My dear friend Karen Goodwin writes a beautiful reflection on her recent pilgrimage to Lourdes. She titles it “Eucharisteo,” the deepest gratitude. She writes:
In the prior six months, I’d suffered a breast cancer recurrence, received two subsequent diagnoses of different types of colon cancer, and later the threat of a cervical malignancy.
In my professional experience as a producer, “Stage 3” designates a rehearsal space for a play or a sound stage for a TV show or movie. But at New York’s Memorial Sloan-Kettering Cancer Center, Stage 3 means an unfavorable diagnosis, although not necessarily a death sentence.
There is a delicate tension between hope and fear in the interior life of a faithful Catholic – or anyone – who receives medical reports of this sort. The patient needs an action plan, a team of medical practitioners, and above all the truth, because false hope can be more toxic to the suffering soul than chemotherapy is to the afflicted body.
I can attest to the fact that prayers at such times may seem to go unanswered. But I can also testify that despite the anxiety and sorrow that accompany such news, in short order the paradox of unbidden blessings flows.
Of the reality of prayer, she also writes:
I was schooled by the Daughters of Charity to offer each day’s prayers, works, joys, and sufferings in reparation for my transgressions and for the intentions of my loved ones too. My body became a sort of burnt offering each day in the last year as it was slashed, poisoned, and seared in hopes of restoring me to health.

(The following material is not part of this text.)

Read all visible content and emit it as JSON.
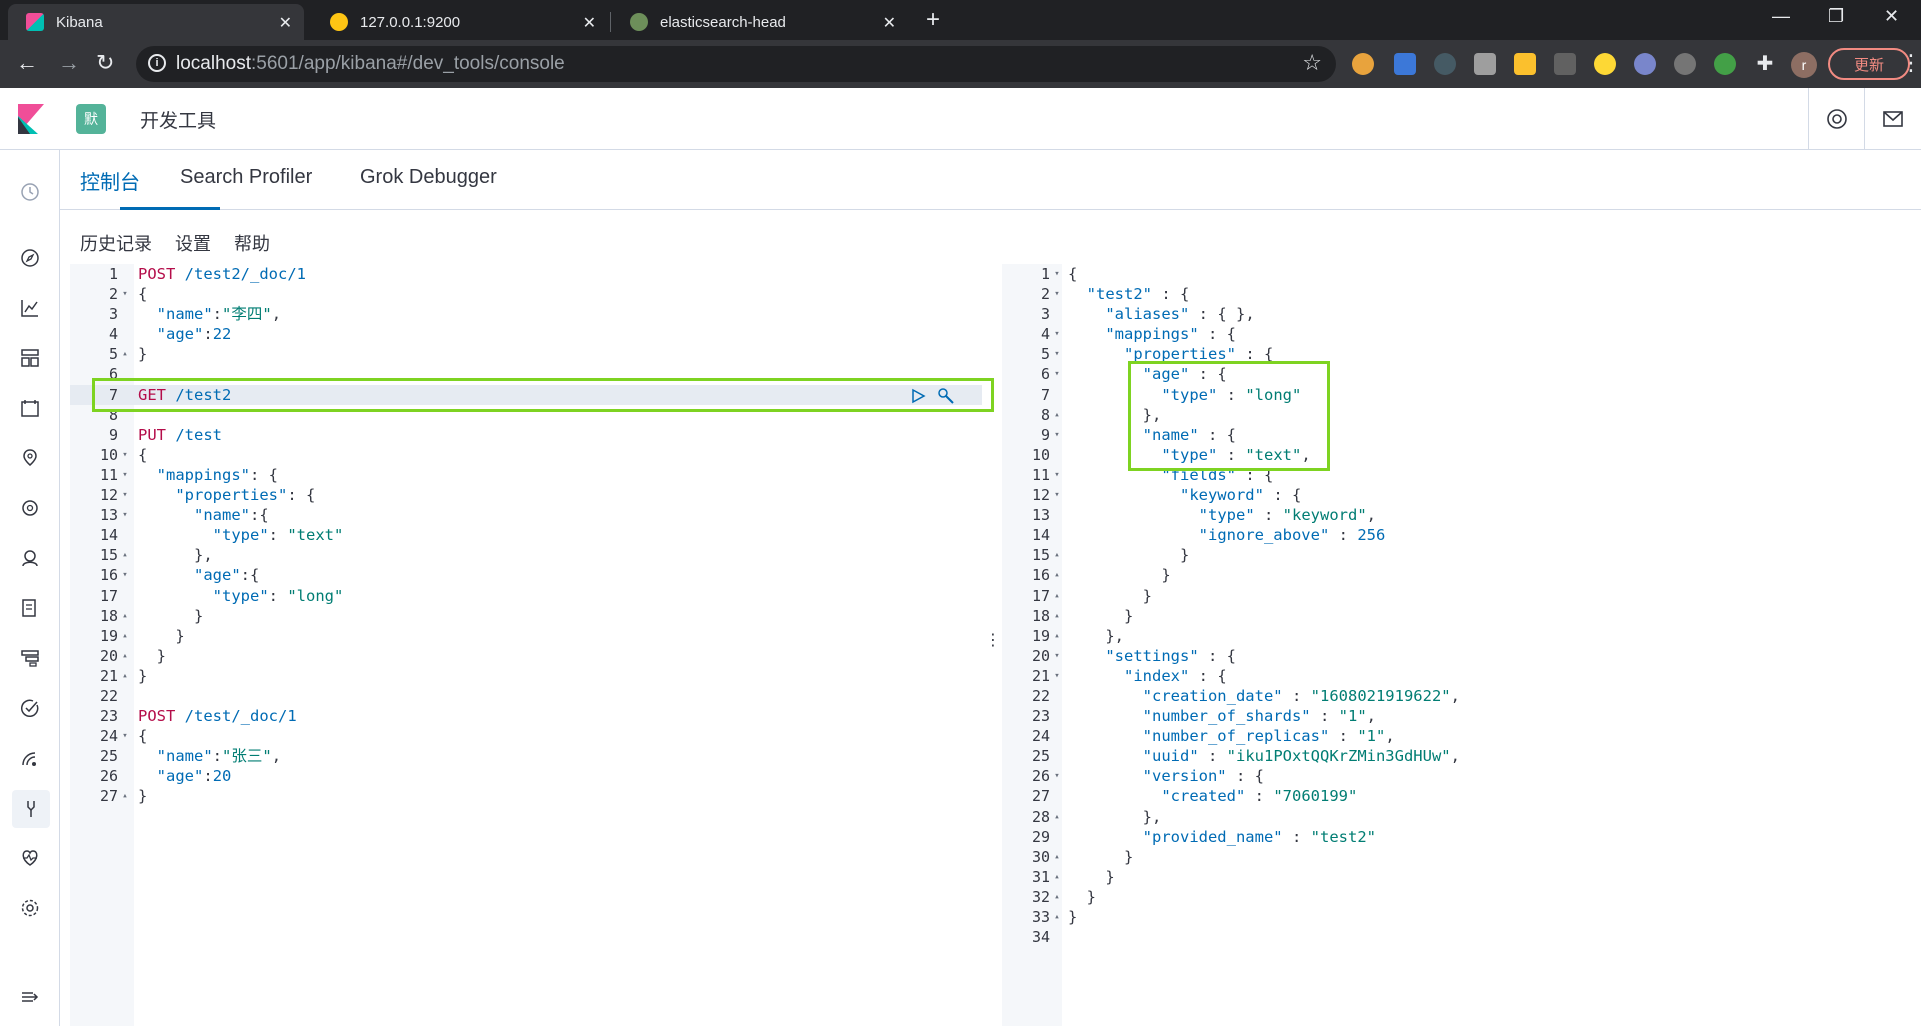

Gentler remedies were also tried. But the most mysterious weapons in the arsenal were prayers said, candles lit, and kindnesses given by family, friends, and even strangers.
Reflecting on Lourdes, she writes:
Was I healed? Most transformations occur over time. Epiphanies such as St. Paul’s on his journey to Damascus are rare, but however long it takes, the point of a journey to Lourdes is the same: a conversion of the heart more than a cure of the body. And some passage of time is usually required for either outcome.
My cancers are in remission, and I trust time will be my friend. A particular broken place in my heart is beginning to mend, and this is miracle enough for me.
During the Fortnight for Freedom this summer, I sat down with Cardinal Wuerl before a prayerful celebration of freedom (which culminated in Eucharistic adoration). While the media seemed to think the Fortnight was some kind of Republican convention warm-up act, he emphasized education and prayer. When I asked him about the prayer — why he’d be encouraging it rather than, say, a march on Washington, he brought up Karen’s trip to Lourdes. The cardinal said:
In the long run, we as people of faith, we know that how you change the social order is by changing hearts. If you change enough hearts, then you change the culture. And you begin changing hearts by asking God’s grace to touch those hearts. That’s why we pray. Anyone who has prayed for something knows prayers are answered. They may not be answered exactly the way we want them to be answered, but if you look back over your life, you see prayers being answered. I had the opportunity, not too long ago, to be at Lourdes and there, it is so evident that prayers are heard. There may not be physical miracles every day, but there are miracles of the heart every single day.
And so, we pray. We pray, and many are affected.
Let us pray. For our nation. For our loved ones. For the sick. For our enemies. For those who need our prayers. For those who have no one to pray for them. For our priests. For religious liberty. For our political leaders — and, yes, even the ones we disagree with.